“It doesn’t take a 10 years difference to drop some knowledge. It doesn’t take years and years of lifetimes to pour into the youth,” she said. “You could teach your younger brothers, younger sisters, things that your mother could never teach.”
Hudson then painted a picture of what it’s like to be young and lost in Albany:
“Those are your neighbors. Those are the kids that live in your basements and on the first floor. And those are the kids that live above you. Those are the kids that you go ‘why are they running across the street?’ when you’re just trying to get to work.
The children in our community need us and they don’t know how to ask for help. And I’m saying that from experience. They think that you are out of reach, they think you are unavailable. You keeping up that narrative of being unavailable for our youth because you’re so caught up in your nine to five. You’re so caught up in your relationship. You’re so caught up in your religion that you forgot the youth. So deny the fact that you’re working to keep the roof over the head… it’s not gonna matter when your child doesn’t come home because you’ve got to teach them the importance of family and love and community. You forgot to give them a reason to come home. This is why they turn to the streets.”
You have to call somebody, and they let you ring out and go to voicemail. How you feel? Now imagine that without phones, imagine being in an adult’s face, seeing that face to face, looking in their eyes, and then being not emotionally available.
Imagine a young girl who wants to know how to dance, and you’re doing the dance, but you’re not teaching her how to do the dance. Because all these kids want to do. That’s it. They want to do their art. They want to sing their songs, and they want and most importantly, they want to be children.
I’ve seen it firsthand. I’ve seen the child walk away from the home in search of a longing of a love that they weren’t getting at home. And I’m not talking about home with Mommy, Daddy, sisters and brothers physically in the house. I’m talking in our school systems where they spend eight hours a day you can’t feel love through a zoom call. Trust me my sister lives in Virginia, you can’t feel love through a Zoom call. You can’t feel a hug through a Zoom call. I can’t feel you behind the glass and a mask and a microphone.”
Hudson ended with a plea to the community:
“Now I challenge each and every one of you because you’ve made the time here today to be here to hold space for those that are already gone… don’t wait until they’re gone,” she said.
“Teach them how to dance while they’re still here.”
Patrick’s work has been published internationally, including on the front pages of the New York Times and Wall Street Journal.

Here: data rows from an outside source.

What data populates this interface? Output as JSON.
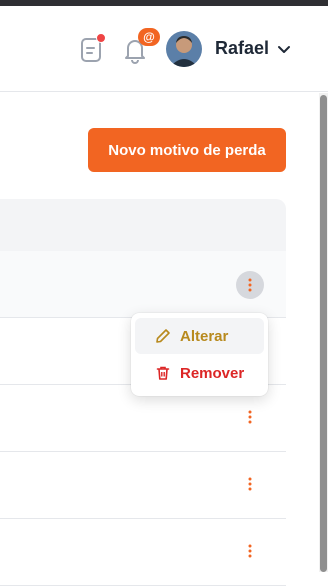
{
  "header": {
    "notes_icon": "notes-icon",
    "notifications_icon": "bell-icon",
    "mention_badge": "@",
    "user": {
      "name": "Rafael",
      "avatar": "avatar-photo"
    }
  },
  "toolbar": {
    "new_button_label": "Novo motivo de perda"
  },
  "table": {
    "rows": [
      {
        "menu_icon": "kebab-icon"
      },
      {
        "menu_icon": "kebab-icon"
      },
      {
        "menu_icon": "kebab-icon"
      },
      {
        "menu_icon": "kebab-icon"
      },
      {
        "menu_icon": "kebab-icon"
      }
    ]
  },
  "context_menu": {
    "items": [
      {
        "label": "Alterar",
        "icon": "pencil-icon"
      },
      {
        "label": "Remover",
        "icon": "trash-icon"
      }
    ]
  },
  "colors": {
    "accent": "#f26522",
    "edit_text": "#b88a1e",
    "remove_text": "#dc2626",
    "notification_dot": "#ef4444"
  }
}
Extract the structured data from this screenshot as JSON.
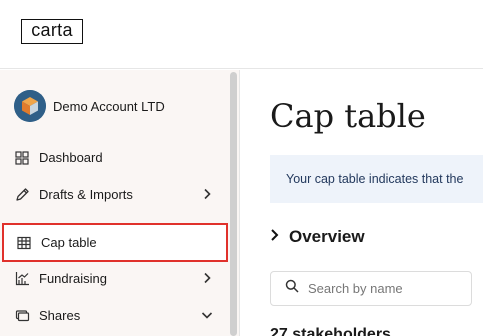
{
  "app": {
    "logo_text": "carta"
  },
  "sidebar": {
    "account_name": "Demo Account LTD",
    "items": [
      {
        "label": "Dashboard",
        "icon": "dashboard-grid-icon",
        "chevron": ""
      },
      {
        "label": "Drafts & Imports",
        "icon": "pencil-icon",
        "chevron": "chevron-right-icon"
      },
      {
        "label": "Cap table",
        "icon": "table-icon",
        "chevron": "",
        "selected": true
      },
      {
        "label": "Fundraising",
        "icon": "chart-icon",
        "chevron": "chevron-right-icon"
      },
      {
        "label": "Shares",
        "icon": "shares-icon",
        "chevron": "chevron-down-icon"
      }
    ]
  },
  "main": {
    "title": "Cap table",
    "banner_text": "Your cap table indicates that the",
    "overview_label": "Overview",
    "search_placeholder": "Search by name",
    "stakeholders_text": "27 stakeholders"
  },
  "colors": {
    "sidebar_bg": "#faf6f4",
    "selected_border": "#e0312b",
    "banner_bg": "#eef3fa",
    "banner_text": "#23395d"
  }
}
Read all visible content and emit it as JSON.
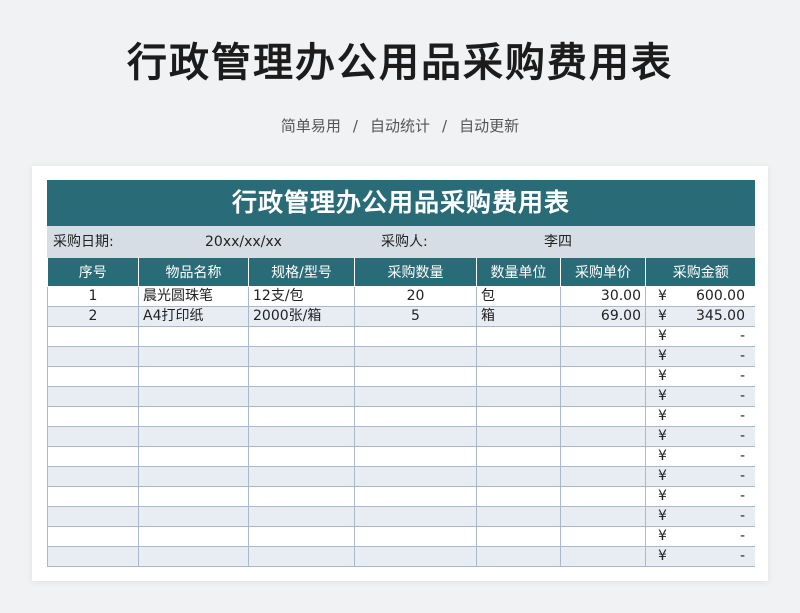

After a 10-year career in journalism and marketing, he is now pursuing a graduate degree in public administration. He founded Albany Proper in 2012.